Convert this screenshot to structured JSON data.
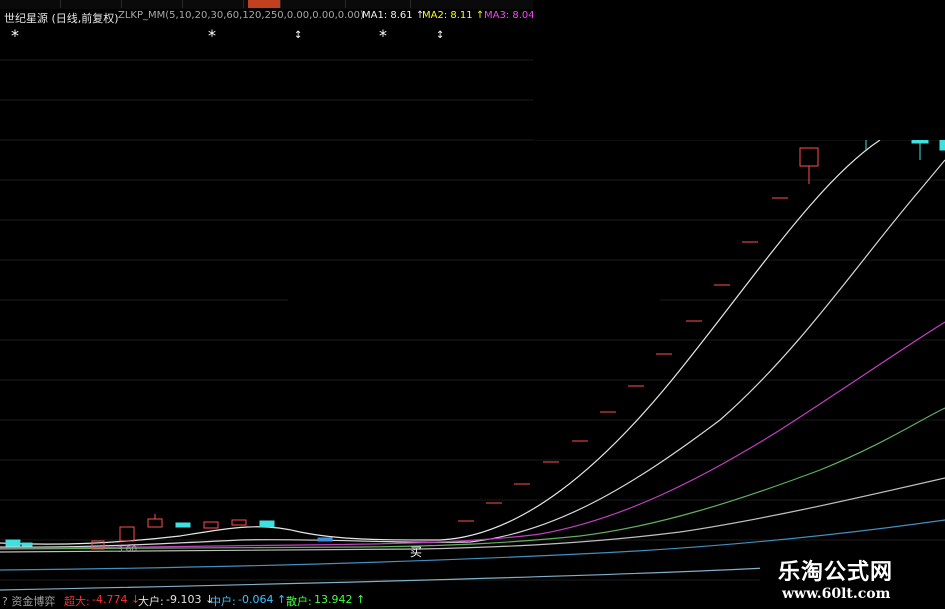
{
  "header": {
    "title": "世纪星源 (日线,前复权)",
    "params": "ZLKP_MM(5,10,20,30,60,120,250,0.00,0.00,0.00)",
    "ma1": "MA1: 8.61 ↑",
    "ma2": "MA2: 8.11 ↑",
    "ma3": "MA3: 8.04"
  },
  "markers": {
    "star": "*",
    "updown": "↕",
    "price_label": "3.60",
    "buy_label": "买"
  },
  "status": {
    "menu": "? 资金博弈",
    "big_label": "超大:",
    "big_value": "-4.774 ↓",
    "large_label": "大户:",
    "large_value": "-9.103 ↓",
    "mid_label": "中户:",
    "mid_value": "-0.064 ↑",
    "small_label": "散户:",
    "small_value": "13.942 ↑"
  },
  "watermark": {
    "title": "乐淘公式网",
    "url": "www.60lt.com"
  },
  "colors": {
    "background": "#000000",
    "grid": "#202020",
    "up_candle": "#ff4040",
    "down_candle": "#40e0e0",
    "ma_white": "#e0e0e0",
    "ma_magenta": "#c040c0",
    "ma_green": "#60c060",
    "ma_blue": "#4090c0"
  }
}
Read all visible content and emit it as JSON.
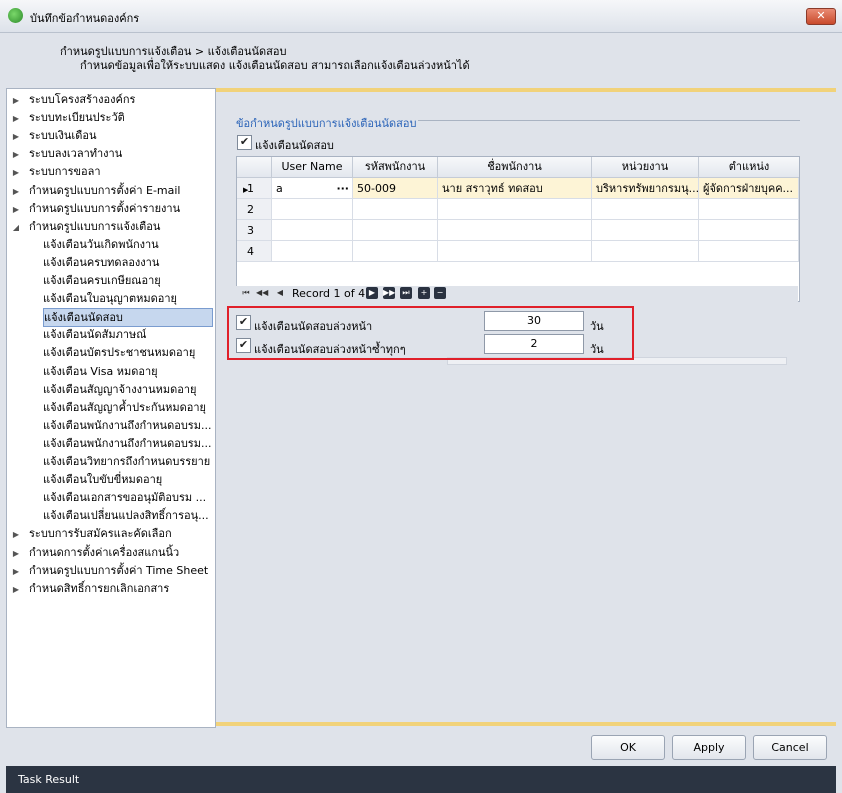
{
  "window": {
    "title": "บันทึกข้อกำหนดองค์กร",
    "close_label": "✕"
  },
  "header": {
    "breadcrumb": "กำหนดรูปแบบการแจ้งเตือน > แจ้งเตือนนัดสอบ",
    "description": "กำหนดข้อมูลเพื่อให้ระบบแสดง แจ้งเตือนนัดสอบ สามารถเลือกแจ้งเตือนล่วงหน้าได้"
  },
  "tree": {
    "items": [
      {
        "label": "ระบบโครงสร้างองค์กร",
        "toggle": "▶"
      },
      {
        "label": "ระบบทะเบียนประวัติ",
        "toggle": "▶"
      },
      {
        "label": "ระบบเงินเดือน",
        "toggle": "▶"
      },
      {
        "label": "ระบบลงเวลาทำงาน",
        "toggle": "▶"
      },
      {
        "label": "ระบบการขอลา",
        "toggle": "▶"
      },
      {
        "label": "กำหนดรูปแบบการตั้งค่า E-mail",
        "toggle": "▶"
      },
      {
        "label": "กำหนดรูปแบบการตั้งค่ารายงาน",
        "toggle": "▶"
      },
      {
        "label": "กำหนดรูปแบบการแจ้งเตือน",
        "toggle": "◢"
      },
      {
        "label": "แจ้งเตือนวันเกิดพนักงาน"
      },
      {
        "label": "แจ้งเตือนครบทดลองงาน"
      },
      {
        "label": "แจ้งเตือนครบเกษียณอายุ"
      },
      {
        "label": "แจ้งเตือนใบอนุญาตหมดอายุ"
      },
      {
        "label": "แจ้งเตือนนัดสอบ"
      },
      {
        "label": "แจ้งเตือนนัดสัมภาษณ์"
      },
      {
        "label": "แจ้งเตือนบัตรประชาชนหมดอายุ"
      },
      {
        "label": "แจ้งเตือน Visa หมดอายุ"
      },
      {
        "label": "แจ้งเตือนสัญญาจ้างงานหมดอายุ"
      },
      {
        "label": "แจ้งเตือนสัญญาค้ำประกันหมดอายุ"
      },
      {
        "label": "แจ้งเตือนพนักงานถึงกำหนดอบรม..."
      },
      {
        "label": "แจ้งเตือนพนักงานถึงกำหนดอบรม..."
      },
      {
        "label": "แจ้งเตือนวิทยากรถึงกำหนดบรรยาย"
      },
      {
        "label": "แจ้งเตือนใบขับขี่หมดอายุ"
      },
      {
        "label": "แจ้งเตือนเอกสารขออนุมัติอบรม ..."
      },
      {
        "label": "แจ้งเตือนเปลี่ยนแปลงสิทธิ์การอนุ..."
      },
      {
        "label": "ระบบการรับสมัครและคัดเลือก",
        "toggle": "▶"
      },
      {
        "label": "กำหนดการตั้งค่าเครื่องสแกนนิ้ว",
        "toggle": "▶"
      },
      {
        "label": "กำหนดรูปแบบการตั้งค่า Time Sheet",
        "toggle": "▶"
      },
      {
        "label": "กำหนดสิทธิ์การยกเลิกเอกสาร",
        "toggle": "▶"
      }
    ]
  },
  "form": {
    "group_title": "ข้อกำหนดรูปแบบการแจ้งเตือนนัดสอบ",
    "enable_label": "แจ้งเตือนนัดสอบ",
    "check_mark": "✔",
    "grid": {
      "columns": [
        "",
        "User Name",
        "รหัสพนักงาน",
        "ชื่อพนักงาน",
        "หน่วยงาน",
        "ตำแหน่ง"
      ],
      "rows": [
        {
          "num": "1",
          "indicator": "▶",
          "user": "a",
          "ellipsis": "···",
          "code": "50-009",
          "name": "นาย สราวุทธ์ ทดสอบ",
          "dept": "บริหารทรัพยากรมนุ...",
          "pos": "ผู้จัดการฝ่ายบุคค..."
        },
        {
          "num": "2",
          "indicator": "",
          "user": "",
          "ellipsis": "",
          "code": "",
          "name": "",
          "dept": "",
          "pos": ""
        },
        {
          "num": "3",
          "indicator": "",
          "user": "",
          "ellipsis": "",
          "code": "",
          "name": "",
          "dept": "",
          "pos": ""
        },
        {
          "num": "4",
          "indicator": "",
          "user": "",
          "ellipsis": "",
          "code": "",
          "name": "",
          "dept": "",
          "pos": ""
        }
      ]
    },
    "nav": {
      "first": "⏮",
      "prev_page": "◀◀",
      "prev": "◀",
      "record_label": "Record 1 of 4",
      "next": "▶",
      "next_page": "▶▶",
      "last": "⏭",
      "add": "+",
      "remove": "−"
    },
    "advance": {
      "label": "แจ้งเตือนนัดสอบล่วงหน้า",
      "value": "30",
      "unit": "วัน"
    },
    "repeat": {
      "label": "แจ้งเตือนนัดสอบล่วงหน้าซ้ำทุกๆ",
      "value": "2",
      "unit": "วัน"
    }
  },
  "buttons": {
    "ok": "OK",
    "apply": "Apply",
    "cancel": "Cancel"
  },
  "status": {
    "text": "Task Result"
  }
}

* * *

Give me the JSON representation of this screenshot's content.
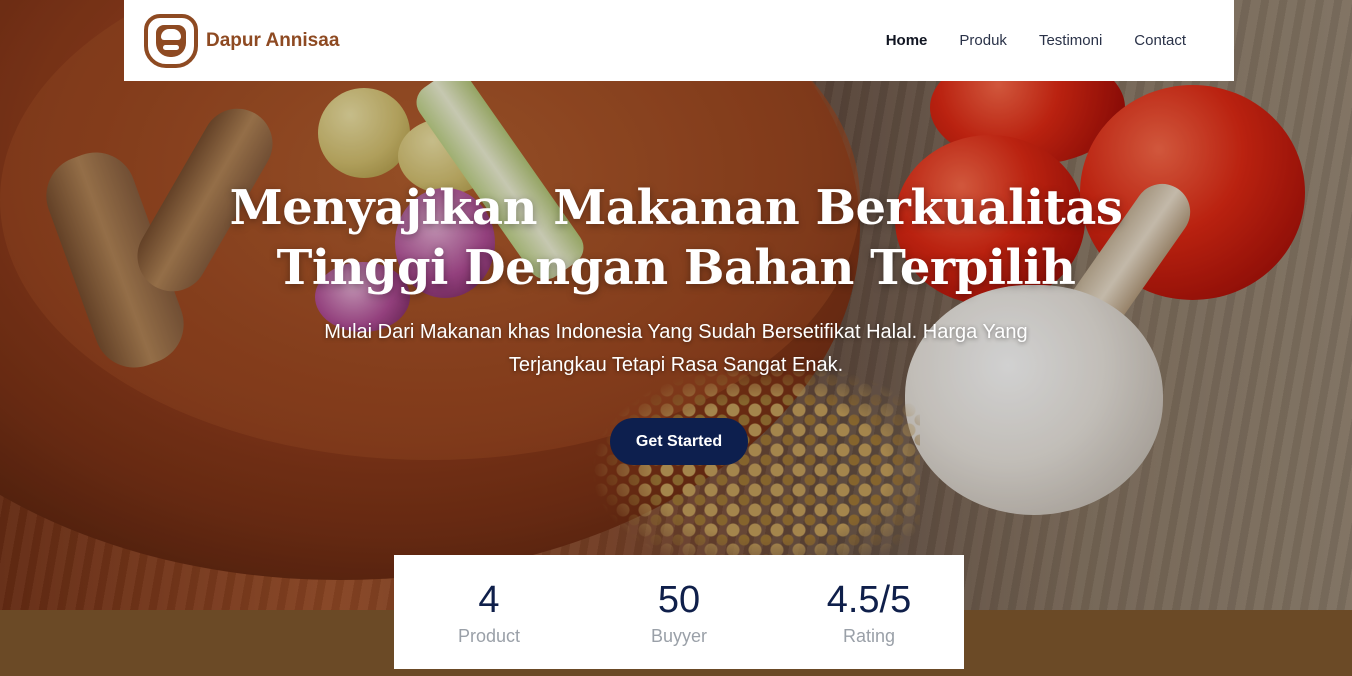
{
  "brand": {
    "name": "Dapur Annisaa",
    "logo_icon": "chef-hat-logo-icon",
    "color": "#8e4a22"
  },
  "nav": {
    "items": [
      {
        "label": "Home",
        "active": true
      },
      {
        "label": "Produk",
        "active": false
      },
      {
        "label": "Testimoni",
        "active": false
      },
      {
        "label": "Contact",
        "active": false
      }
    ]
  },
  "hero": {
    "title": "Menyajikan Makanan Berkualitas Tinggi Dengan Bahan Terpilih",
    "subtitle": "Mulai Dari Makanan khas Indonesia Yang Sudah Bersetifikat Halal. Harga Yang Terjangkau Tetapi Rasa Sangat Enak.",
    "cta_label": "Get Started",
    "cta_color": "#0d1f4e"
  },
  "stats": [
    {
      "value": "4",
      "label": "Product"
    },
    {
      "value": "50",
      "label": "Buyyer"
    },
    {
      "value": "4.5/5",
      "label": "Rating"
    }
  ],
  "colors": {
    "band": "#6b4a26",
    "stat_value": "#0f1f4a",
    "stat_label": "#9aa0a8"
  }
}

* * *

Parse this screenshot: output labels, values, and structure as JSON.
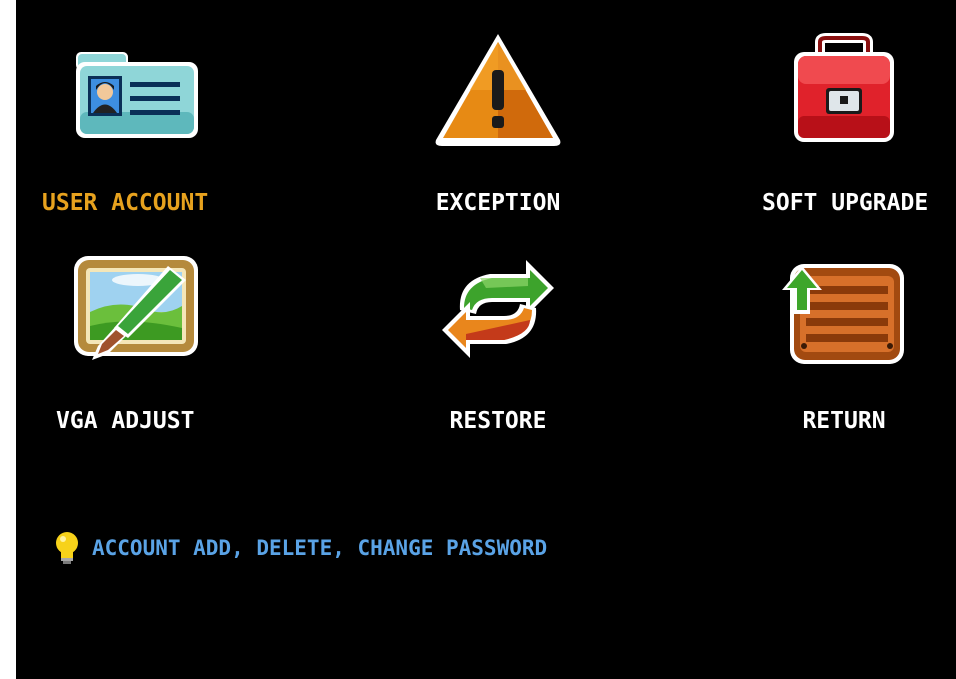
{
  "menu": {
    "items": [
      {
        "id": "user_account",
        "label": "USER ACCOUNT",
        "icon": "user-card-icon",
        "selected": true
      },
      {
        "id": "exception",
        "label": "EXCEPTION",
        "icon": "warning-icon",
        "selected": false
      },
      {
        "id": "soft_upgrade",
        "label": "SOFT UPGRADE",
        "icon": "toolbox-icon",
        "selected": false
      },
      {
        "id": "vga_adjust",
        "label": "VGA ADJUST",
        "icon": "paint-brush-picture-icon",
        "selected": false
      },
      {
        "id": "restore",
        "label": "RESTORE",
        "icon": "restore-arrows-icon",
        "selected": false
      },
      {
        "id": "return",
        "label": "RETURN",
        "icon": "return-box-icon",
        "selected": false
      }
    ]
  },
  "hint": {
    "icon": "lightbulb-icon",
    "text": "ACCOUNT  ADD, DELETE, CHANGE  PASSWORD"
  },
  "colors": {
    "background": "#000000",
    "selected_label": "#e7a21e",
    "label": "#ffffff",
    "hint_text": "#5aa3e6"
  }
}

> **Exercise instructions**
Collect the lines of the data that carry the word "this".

> **Solved exercise**
Convert this screenshot to structured JSON data.
Give me the JSON representation of this screenshot's content.
Parse this screenshot: output labels, values, and structure as JSON.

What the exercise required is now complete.